What did it really cost us to grow those vegetables? Would I have been better off spending my time on the job? Elena Fawkner in The Money Value of Time on Living a Better Life posted about how to start thinking about the money value of your time. Maybe I should have spent my time reading her post?
Hiring Done Vs. Doing
Hubby and I have always been people who ‘did it ourselves’. It’s the way we were raised, and it did keep us from spending money. But what would we have done with the time saved if we had been able to afford to hire someone to do the work we were doing? What ideas might we have pursued, ventures started or moments enjoyed?
During my twenty years as a salaried software development manager I traded huge chunks of my time for money. While I was employed we did hire some things done:
- We had a contractor replace parts of our roof and re-shingle the house.
- We hired someone to re-do our master bathroom and install cabinets in the utility room.
- We hired someone to do a large structural landscaping job – lining our creek with enormous blocks of stone.
I thought that those items were ones on which it was worth spending the money. We didn’t have the know how or the experience to do them ourselves in any kind of time effective manner. We would have lost vacation time (which, by the way, I saved up and for which I have recently been paid) to do them and we would have spent money on specialized equipment to get them done. But, we didn’t like having other people in our home and we weren’t always satisfied with the job as done.
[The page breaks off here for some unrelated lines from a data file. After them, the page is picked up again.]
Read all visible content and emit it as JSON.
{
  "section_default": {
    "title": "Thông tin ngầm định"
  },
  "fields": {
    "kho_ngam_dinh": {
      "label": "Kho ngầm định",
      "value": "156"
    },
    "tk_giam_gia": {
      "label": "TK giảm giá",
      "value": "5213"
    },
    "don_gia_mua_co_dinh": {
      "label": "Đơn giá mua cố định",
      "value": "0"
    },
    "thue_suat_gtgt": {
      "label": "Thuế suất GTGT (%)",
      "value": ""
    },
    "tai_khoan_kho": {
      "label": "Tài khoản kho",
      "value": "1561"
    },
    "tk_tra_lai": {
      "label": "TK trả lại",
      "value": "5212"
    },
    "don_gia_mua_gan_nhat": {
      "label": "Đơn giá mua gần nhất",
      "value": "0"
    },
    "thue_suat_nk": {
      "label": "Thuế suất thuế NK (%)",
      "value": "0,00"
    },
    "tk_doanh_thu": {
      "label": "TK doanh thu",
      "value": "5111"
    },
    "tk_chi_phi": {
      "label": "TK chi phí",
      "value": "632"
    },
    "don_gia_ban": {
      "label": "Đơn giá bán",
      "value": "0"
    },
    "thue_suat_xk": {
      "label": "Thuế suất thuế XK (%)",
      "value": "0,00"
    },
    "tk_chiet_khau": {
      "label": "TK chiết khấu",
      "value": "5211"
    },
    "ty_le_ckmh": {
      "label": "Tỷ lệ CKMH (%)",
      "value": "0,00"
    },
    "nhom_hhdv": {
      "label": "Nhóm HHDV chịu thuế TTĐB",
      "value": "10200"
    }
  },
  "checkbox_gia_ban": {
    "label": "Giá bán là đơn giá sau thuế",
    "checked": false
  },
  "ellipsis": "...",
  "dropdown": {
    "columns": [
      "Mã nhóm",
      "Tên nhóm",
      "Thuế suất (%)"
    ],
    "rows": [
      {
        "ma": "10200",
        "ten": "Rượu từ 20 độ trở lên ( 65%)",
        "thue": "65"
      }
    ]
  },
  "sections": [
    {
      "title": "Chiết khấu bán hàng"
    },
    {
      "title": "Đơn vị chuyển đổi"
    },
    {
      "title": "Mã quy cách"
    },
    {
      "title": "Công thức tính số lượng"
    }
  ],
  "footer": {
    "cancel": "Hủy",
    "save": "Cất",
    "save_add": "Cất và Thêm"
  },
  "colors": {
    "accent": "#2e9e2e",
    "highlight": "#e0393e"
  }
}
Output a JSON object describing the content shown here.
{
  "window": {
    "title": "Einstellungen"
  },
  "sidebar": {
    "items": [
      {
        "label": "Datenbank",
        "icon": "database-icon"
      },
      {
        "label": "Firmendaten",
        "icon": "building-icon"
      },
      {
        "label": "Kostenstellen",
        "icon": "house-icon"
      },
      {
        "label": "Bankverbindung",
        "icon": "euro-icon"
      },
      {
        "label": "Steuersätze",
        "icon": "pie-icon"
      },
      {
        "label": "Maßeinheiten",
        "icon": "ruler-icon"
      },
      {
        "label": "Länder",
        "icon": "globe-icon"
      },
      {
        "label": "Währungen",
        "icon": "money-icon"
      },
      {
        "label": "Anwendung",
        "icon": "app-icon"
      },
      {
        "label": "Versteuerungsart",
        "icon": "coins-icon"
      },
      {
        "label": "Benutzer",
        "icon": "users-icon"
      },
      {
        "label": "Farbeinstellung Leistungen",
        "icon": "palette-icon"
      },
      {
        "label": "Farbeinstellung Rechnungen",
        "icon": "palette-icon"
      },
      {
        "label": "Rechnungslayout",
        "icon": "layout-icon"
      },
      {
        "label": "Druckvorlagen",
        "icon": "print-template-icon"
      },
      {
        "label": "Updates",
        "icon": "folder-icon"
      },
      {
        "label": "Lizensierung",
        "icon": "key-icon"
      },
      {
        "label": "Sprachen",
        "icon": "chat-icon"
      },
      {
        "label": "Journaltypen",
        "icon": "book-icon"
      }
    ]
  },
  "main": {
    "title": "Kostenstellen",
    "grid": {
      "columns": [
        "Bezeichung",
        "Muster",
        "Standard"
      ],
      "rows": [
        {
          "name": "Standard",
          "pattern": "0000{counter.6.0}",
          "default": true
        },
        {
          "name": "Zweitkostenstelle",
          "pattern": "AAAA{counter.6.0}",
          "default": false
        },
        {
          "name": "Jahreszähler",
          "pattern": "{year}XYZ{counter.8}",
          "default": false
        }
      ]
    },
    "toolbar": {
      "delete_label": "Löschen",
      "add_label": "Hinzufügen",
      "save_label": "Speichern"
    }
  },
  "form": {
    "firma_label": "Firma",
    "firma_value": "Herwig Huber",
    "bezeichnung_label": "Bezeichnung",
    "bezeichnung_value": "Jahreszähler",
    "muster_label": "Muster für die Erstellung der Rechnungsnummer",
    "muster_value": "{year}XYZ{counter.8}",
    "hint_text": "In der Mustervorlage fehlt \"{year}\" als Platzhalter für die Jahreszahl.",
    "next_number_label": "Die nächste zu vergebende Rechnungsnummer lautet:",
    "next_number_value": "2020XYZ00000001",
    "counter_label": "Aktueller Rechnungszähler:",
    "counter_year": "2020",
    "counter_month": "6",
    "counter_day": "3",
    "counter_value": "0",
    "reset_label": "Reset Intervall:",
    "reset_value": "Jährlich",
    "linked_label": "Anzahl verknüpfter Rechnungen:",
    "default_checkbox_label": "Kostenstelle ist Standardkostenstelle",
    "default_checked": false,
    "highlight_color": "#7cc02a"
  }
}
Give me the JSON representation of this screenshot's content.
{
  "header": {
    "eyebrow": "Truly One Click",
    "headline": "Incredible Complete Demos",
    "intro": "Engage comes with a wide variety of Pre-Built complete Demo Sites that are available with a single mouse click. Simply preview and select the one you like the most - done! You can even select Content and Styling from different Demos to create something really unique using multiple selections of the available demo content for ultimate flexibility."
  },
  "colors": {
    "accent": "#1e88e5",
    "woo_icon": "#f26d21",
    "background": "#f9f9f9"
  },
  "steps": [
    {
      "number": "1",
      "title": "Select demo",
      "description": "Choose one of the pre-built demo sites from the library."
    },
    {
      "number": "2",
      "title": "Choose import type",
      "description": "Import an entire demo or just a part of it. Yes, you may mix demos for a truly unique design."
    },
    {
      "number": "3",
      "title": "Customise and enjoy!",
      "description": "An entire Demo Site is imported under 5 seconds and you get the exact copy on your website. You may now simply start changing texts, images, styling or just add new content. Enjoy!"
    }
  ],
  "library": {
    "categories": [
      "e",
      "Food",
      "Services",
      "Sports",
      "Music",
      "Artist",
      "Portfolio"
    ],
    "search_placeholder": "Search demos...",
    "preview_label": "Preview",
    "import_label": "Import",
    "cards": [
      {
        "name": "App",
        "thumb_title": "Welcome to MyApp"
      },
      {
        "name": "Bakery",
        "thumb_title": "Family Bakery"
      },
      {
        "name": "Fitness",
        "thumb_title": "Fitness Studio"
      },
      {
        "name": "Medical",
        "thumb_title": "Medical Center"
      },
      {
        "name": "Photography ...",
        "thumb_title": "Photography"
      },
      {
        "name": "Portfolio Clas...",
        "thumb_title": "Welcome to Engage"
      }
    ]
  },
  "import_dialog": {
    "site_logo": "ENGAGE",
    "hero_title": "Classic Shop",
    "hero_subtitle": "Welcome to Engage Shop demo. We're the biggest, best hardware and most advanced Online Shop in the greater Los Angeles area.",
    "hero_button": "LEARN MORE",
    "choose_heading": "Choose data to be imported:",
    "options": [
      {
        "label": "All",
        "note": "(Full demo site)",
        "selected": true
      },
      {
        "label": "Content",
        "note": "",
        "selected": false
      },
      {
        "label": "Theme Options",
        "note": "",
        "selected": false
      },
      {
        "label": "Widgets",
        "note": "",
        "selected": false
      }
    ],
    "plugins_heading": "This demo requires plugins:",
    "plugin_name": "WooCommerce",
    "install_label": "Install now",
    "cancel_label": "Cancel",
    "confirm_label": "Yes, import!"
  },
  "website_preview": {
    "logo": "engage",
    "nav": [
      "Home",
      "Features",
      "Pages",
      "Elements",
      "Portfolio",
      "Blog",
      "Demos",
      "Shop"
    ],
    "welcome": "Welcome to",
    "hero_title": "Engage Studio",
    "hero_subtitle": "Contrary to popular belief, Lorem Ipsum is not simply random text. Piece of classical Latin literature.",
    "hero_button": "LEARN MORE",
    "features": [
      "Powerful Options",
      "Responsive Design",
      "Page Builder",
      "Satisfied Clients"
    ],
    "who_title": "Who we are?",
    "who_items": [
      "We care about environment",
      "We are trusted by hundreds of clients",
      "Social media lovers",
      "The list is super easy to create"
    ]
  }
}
How Should You Allocate Time vs. Money?
All my life I have struggled with the proper allocation of time vs. money. What should I take the time to do myself vs. what should I hire someone to do?
Often it wasn’t as clear cut as the above example. For instance, do you spend the time to make your own laundry detergent to save money? Or do you drive to a discount store an hour away to save money on your grocery bills? Kira at Tip Hero asked her readers that question in When Do You Spend Money to Save Time? She got some interesting answers.
Even now, I am in the process of spending my time tiling a bathroom floor – sealing the travertine tiles, then cutting them to fit, applying thin set mortar to lay them, grouting the cracks and etc. It is my first experience laying tiles. It is taking me a long time to complete. It has seriously cut into my blogging time! I wonder if I should have hired it done?
My experience laying the tile floor has so far been both painful and rewarding. Painful because the old body can’t take it like it used to. Rewarding because I am learning new skills and feel like I am actually doing a better job than the last contractor who invaded our home to lay tile – and of course, the labor is free (wink wink).
My Dad died at 65. If I do the same, I only have 3 years left – shouldn’t I be spending that time on something more worthwhile? But what would that be? What would be that path not taken? Would I have enjoyed it more? Would it have bettered the world?
Brett Arends, at the Wall Street Journal thinks that the value of our time has eroded since the 2008 recession – after all, there are many people out of work. In Spend Some Time, Save Some Money, he suggests “Converting time to cash is one of the easiest ways to boost your savings. It helps to do the math.”
Are You Spending Your Limited Time on the Life Path Best for You?
What are you willing to spend money on to avoid spending the time on it? How do you make the decision between spending the time vs. spending the money?
This was a guest post by Marie at Family Money Values.